Beaches as a natural space

Natural heritage

Barcelona’s beaches are part of the city’s natural heritage, so we need to look after them and avoid activities that impair the water quality, and therefore the habitat of many marine organisms.

Did you know that there is an underwater park of artificial reefs opposite Barcelona’s beaches? And that the sea beds along Barcelona’s coast area is home to organisms such as worms, snails, crabs, octopuses, cuttlefish, starfish and sand anemones? Or that a loggerhead sea turtle was recently found on Mar Bella beach? Find out all about them on this webpage.


The Barcelona coastline, despite the constant transformation it undergoes as a result of human activity, hosts biodiversity that we must treasure.

What are the seabeds like?

The sandy beds host worms, sea snails, crabs, octopuses, cuttlefish, and some fish that have leant to camouflage themselves.

We find the most biodiversity on the rocky substratum, especially fish such as salps, sea bream, white sea bream, scorpion fish, red mullet, serranidae, grey mullet, and occasionally some species of ray. We can also find a large variety of invertebrates, such as starfish, sea urchins, sea cucumbers and sand anemones.

Reef Park

In order to help to enlarge the rocky substratum, there is an artificial reef park submerged in front of Barcelona’s beaches. The modules it is made of simulate the surfaces and holes of natural rocky seabeds and are home to diverse communities of marine flora and fauna.

The reefs, as well as encouraging the well-being of seabeds and improving artisanal fishing off the coast of Barcelona, are a very attractive area for practising environmentally friendly underwater activities.
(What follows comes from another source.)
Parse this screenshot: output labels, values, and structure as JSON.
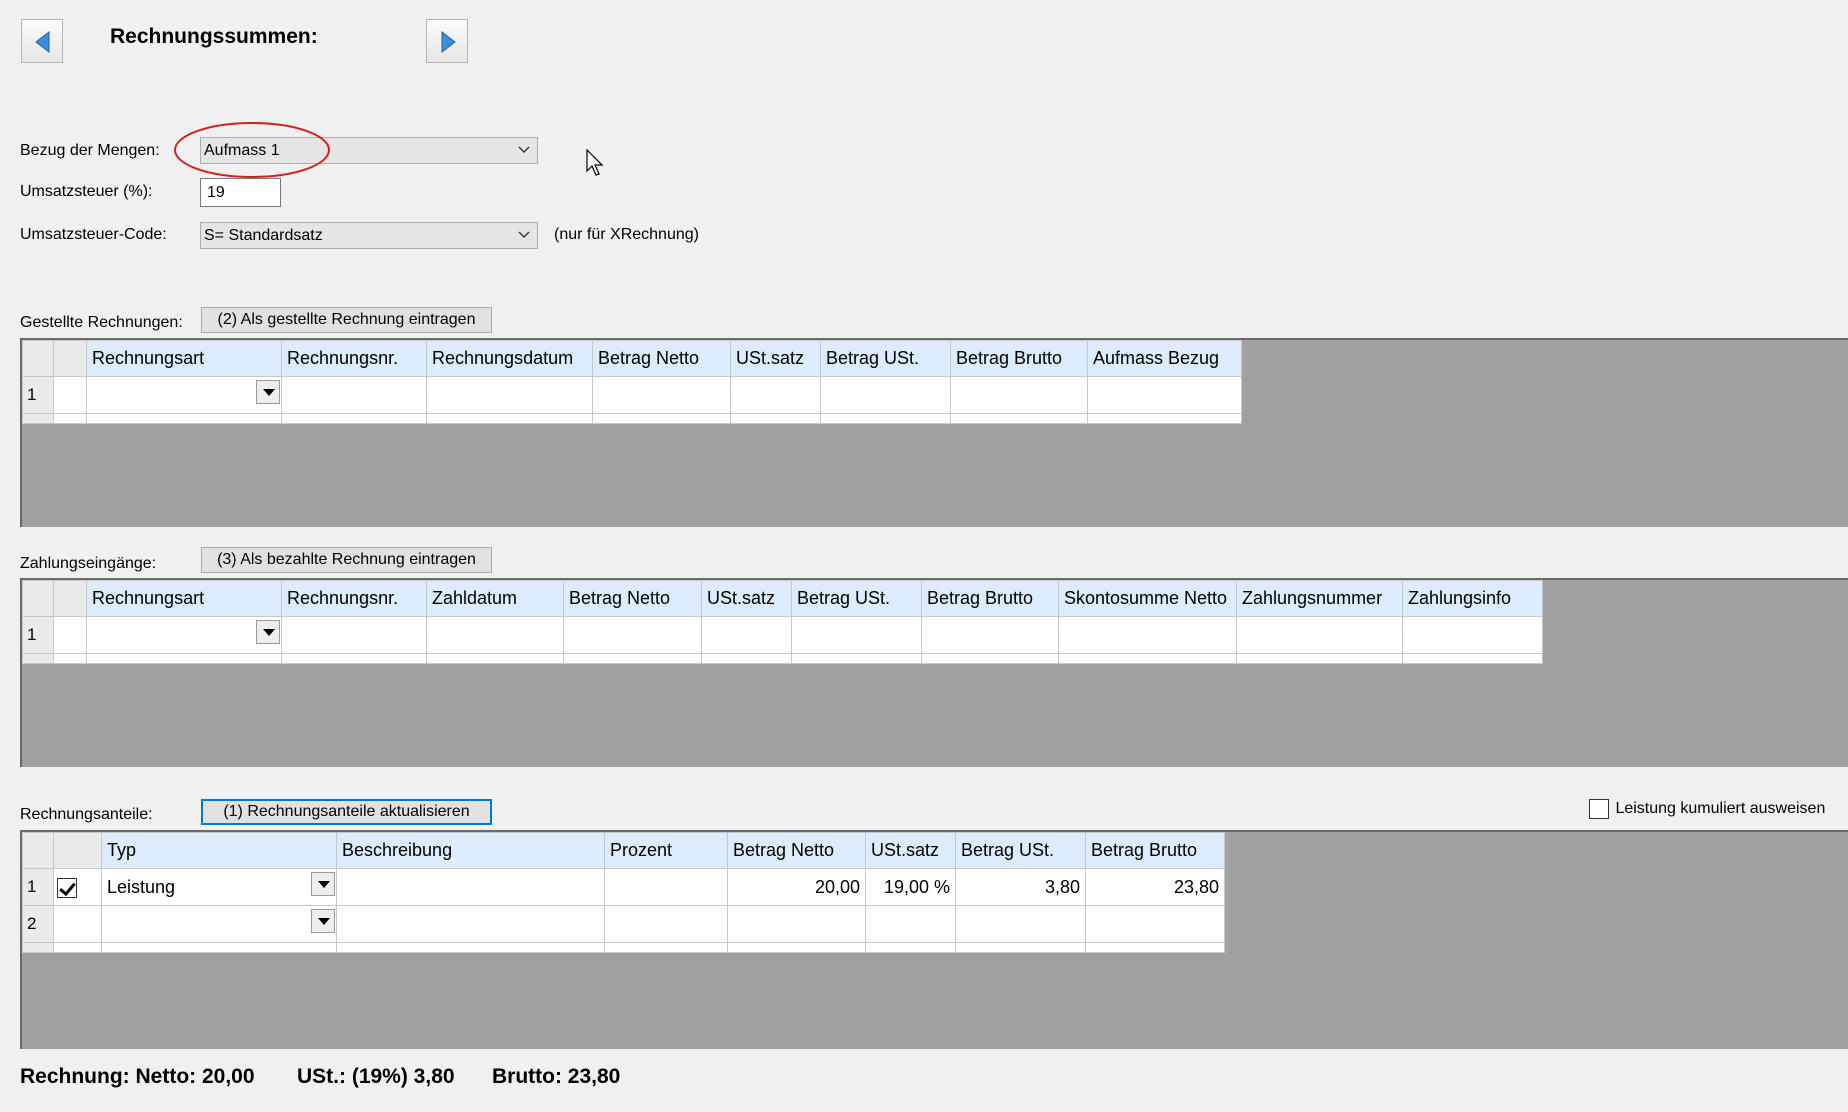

Marine ecosystems

Marine posidonia (Neptune grass) ecosystems are responsible for approximately half the storage of the world’s blue carbon, that is, the carbon that is captured and accumulated by the planet’s coastal vegetations: coastal marshland, mangroves and seagrass meadows.
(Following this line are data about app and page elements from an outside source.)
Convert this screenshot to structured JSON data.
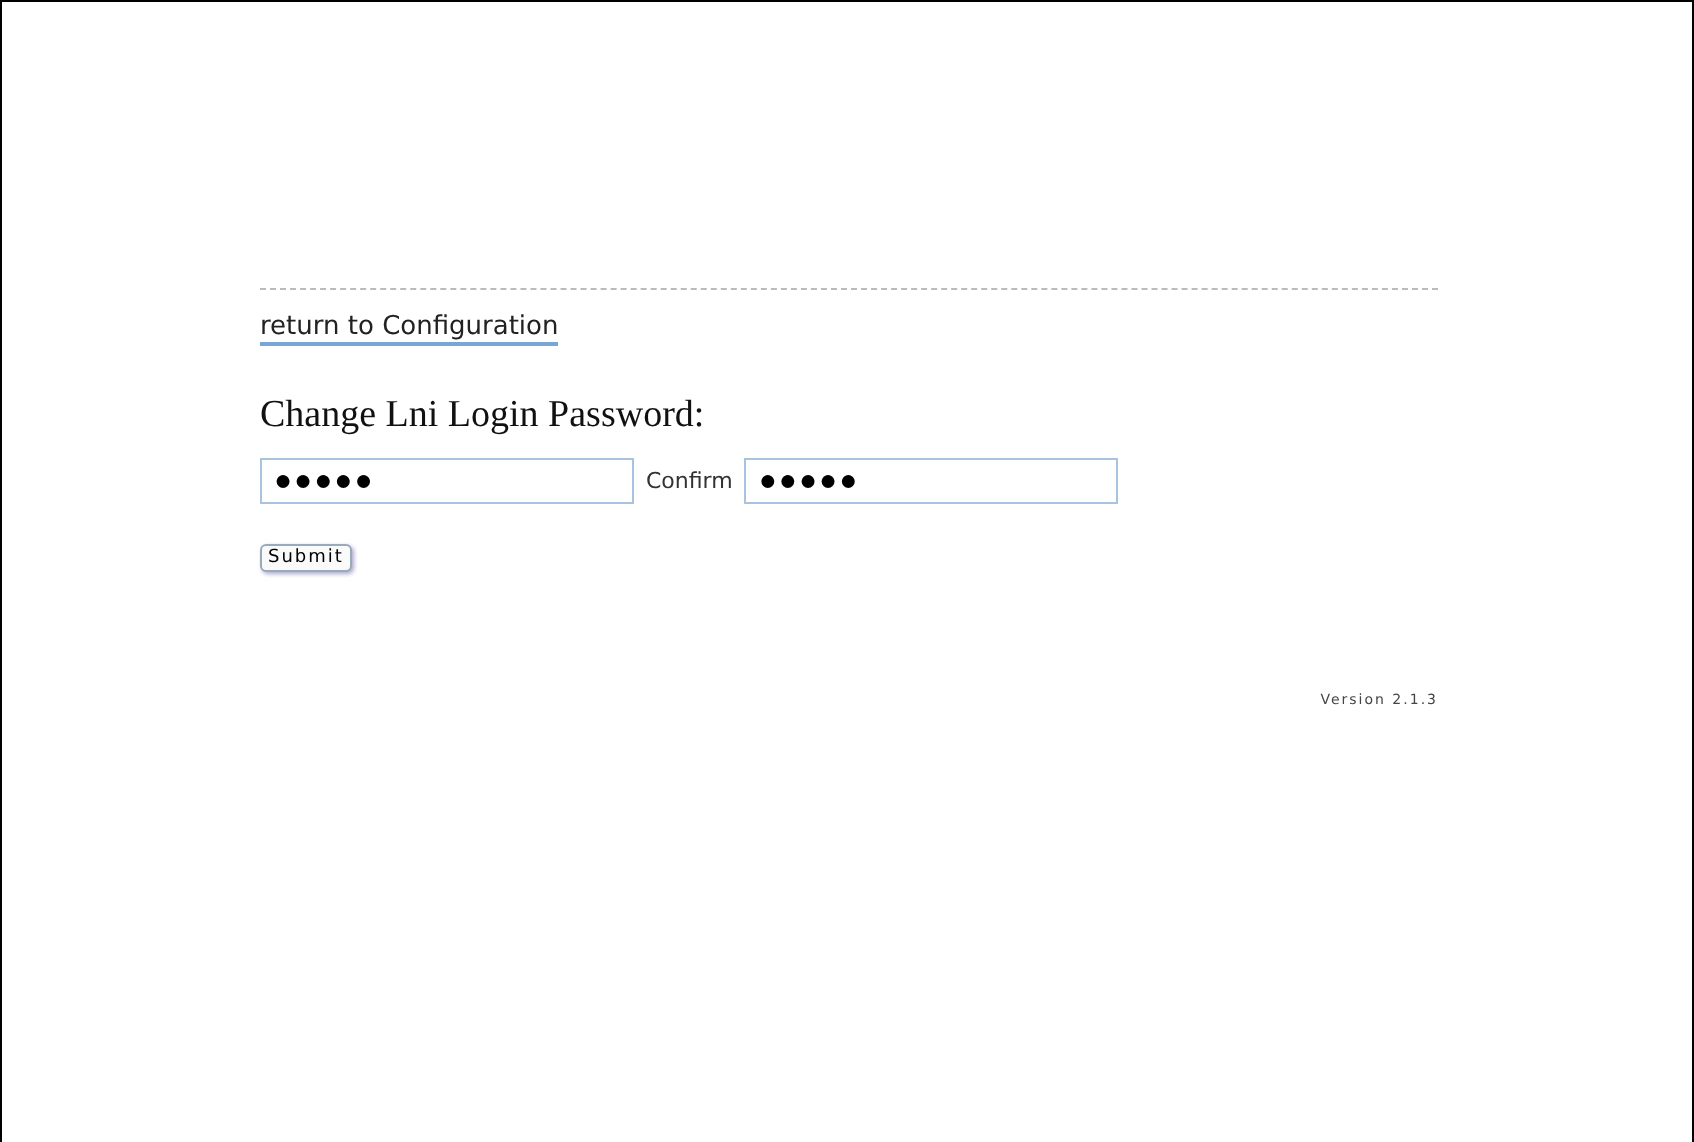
{
  "link": "return to Configuration",
  "heading": "Change Lni Login Password:",
  "password": {
    "value": "●●●●●"
  },
  "confirm": {
    "label": "Confirm",
    "value": "●●●●●"
  },
  "submit": "Submit",
  "version": "Version 2.1.3"
}
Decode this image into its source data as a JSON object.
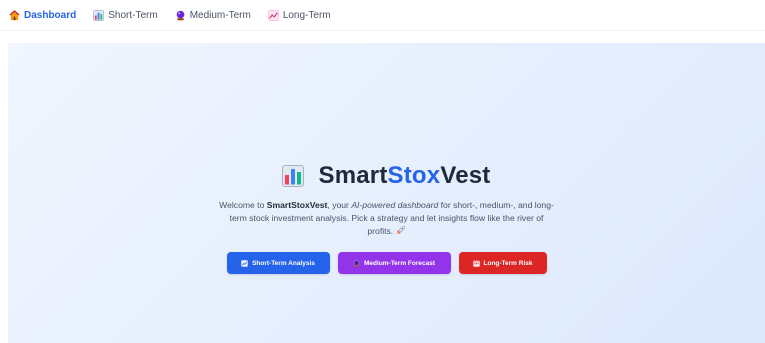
{
  "nav": {
    "items": [
      {
        "label": "Dashboard",
        "icon": "house-icon"
      },
      {
        "label": "Short-Term",
        "icon": "bar-chart-icon"
      },
      {
        "label": "Medium-Term",
        "icon": "crystal-ball-icon"
      },
      {
        "label": "Long-Term",
        "icon": "line-chart-icon"
      }
    ]
  },
  "hero": {
    "title_part1": "Smart",
    "title_part2": "Stox",
    "title_part3": "Vest",
    "desc_intro": "Welcome to ",
    "desc_brand": "SmartStoxVest",
    "desc_mid": ", your ",
    "desc_em": "AI-powered dashboard",
    "desc_rest": " for short-, medium-, and long-term stock investment analysis. Pick a strategy and let insights flow like the river of profits.",
    "desc_icon": "rocket-icon",
    "buttons": [
      {
        "label": "Short-Term Analysis",
        "icon": "chart-icon",
        "color": "#2563eb"
      },
      {
        "label": "Medium-Term Forecast",
        "icon": "crystal-ball-icon",
        "color": "#9333ea"
      },
      {
        "label": "Long-Term Risk",
        "icon": "calendar-icon",
        "color": "#dc2626"
      }
    ]
  },
  "colors": {
    "accent": "#2563eb",
    "title": "#1e293b",
    "hero_bg": "#e6effd"
  }
}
In the Catalan sea, the ecosystems linked to blue carbon are quite depleted and only occupy around 92 km2.

For this reason, Barcelona City Council is encouraging the protection and enlargement of the current marine carbon gutters (mainly the seagrass meadows of Garraf and Maresme) between the municipalities of the Barcelona coastline, at the same time as rearranging the usage models of coastal areas in accordance with a policy of continuous improvement of environmental practices and prevention of coastal pollution, with the ultimate goal of maintaining the quality, biodiversity, productivity and dynamism of our sea.

A loggerhead sea turtle (Caretta caretta) on the beaches of Barcelona
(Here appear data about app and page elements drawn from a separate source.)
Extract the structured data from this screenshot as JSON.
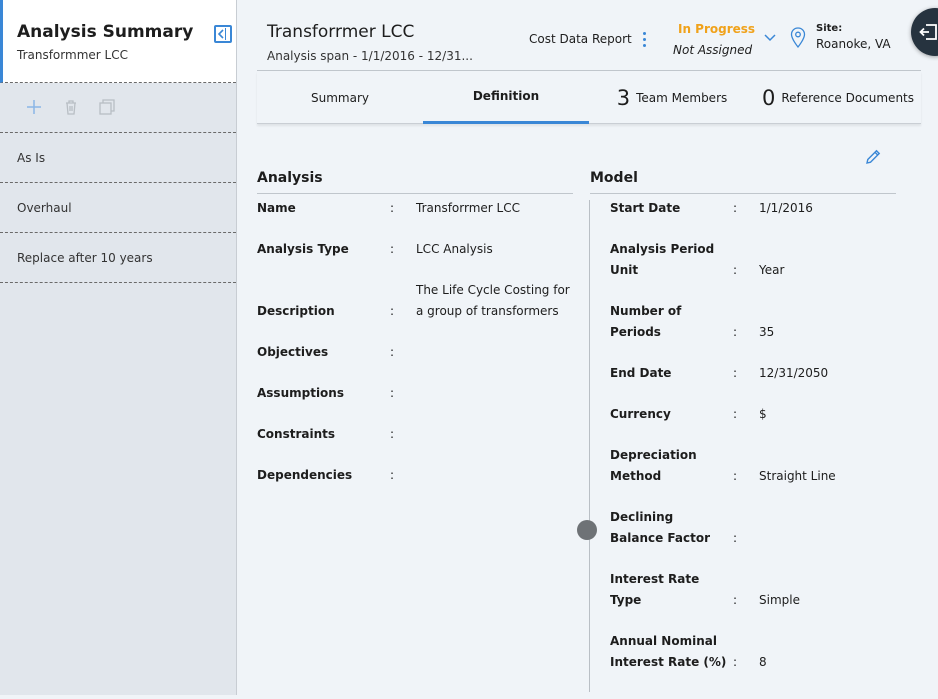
{
  "sidebar": {
    "title": "Analysis Summary",
    "subtitle": "Transformmer LCC",
    "items": [
      {
        "label": "As Is"
      },
      {
        "label": "Overhaul"
      },
      {
        "label": "Replace after 10 years"
      }
    ]
  },
  "header": {
    "title": "Transforrmer LCC",
    "span": "Analysis span - 1/1/2016 - 12/31...",
    "report_label": "Cost Data Report",
    "status": "In Progress",
    "assignment": "Not Assigned",
    "site_label": "Site:",
    "site_value": "Roanoke, VA"
  },
  "tabs": [
    {
      "label": "Summary"
    },
    {
      "label": "Definition"
    },
    {
      "count": "3",
      "label": "Team Members"
    },
    {
      "count": "0",
      "label": "Reference Documents"
    }
  ],
  "analysis": {
    "title": "Analysis",
    "fields": [
      {
        "label": "Name",
        "value": "Transforrmer LCC"
      },
      {
        "label": "Analysis Type",
        "value": "LCC Analysis"
      },
      {
        "label": "Description",
        "value_line1": "The Life Cycle Costing for",
        "value_line2": "a group of transformers"
      },
      {
        "label": "Objectives",
        "value": ""
      },
      {
        "label": "Assumptions",
        "value": ""
      },
      {
        "label": "Constraints",
        "value": ""
      },
      {
        "label": "Dependencies",
        "value": ""
      }
    ]
  },
  "model": {
    "title": "Model",
    "fields": [
      {
        "label": "Start Date",
        "value": "1/1/2016"
      },
      {
        "label_line1": "Analysis Period",
        "label_line2": "Unit",
        "value": "Year"
      },
      {
        "label_line1": "Number of",
        "label_line2": "Periods",
        "value": "35"
      },
      {
        "label": "End Date",
        "value": "12/31/2050"
      },
      {
        "label": "Currency",
        "value": "$"
      },
      {
        "label_line1": "Depreciation",
        "label_line2": "Method",
        "value": "Straight Line"
      },
      {
        "label_line1": "Declining",
        "label_line2": "Balance Factor",
        "value": ""
      },
      {
        "label_line1": "Interest Rate",
        "label_line2": "Type",
        "value": "Simple"
      },
      {
        "label_line1": "Annual Nominal",
        "label_line2": "Interest Rate (%)",
        "value": "8"
      }
    ]
  },
  "colon": ":",
  "colors": {
    "accent": "#3a87d6",
    "status": "#f0a21b",
    "sidebar_bg": "#e1e6ec",
    "content_bg": "#f0f4f8"
  },
  "icons": [
    "collapse-panel-icon",
    "add-icon",
    "delete-icon",
    "copy-icon",
    "kebab-menu-icon",
    "chevron-down-icon",
    "location-pin-icon",
    "edit-pencil-icon",
    "exit-icon"
  ]
}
In mid-July 2020 a loggerhead sea turtle (Caretta caretta) made its way from the sea to Mar Bella beach to lay its eggs. This is the first record we have of a turtle of this species choosing Barcelona to nest in.

A decision was made to allow sixty of the 77 eggs it laid to remain on the beach, roughly 50 cm deep, while the other 17 were moved to different areas to ensure the successful hatching and survival of the turtle's young.

The nest was looked after by volunteers from the Beach Centre and the CRAM until the eggs had hatched. Hatching started on 30 August 2020 and resulted in 56 baby turtles (see the news item).

After almost a year in captivity, in July 2021, 24 of the turtles hatched on Barcelona’s Mar Bella beach were released into the sea, at that very same beach. The Head Starting project, under which the animals are kept in captivity for the first year or two years of their lives, features in several marine turtle management and conservation programmes and aims to improve the species’ survival rates, which are close to 1% in the first year.

The release of the turtles, which was closed to the public for health reasons, was attended by representatives of the organisations responsible for the programme: the Catalan government, the CRAM, the CT BETA from the Universitat de Vic – Universitat Central de Catalunya (UVic-UCC), Barcelona Zoo, Barcelona City Council, and the organisations that managed the more than five hundred volunteers who had taken part in looking after the nest, coordinated by the Beach Centre: Anèl·lides, Ocean52, Oceanogami, No Mas Colillas and WWF.

Natural heritage

Barcelona’s beaches are part of the city’s natural heritage, so we need to look after them and avoid activities that impair the water quality, and therefore the habitat of many marine organisms.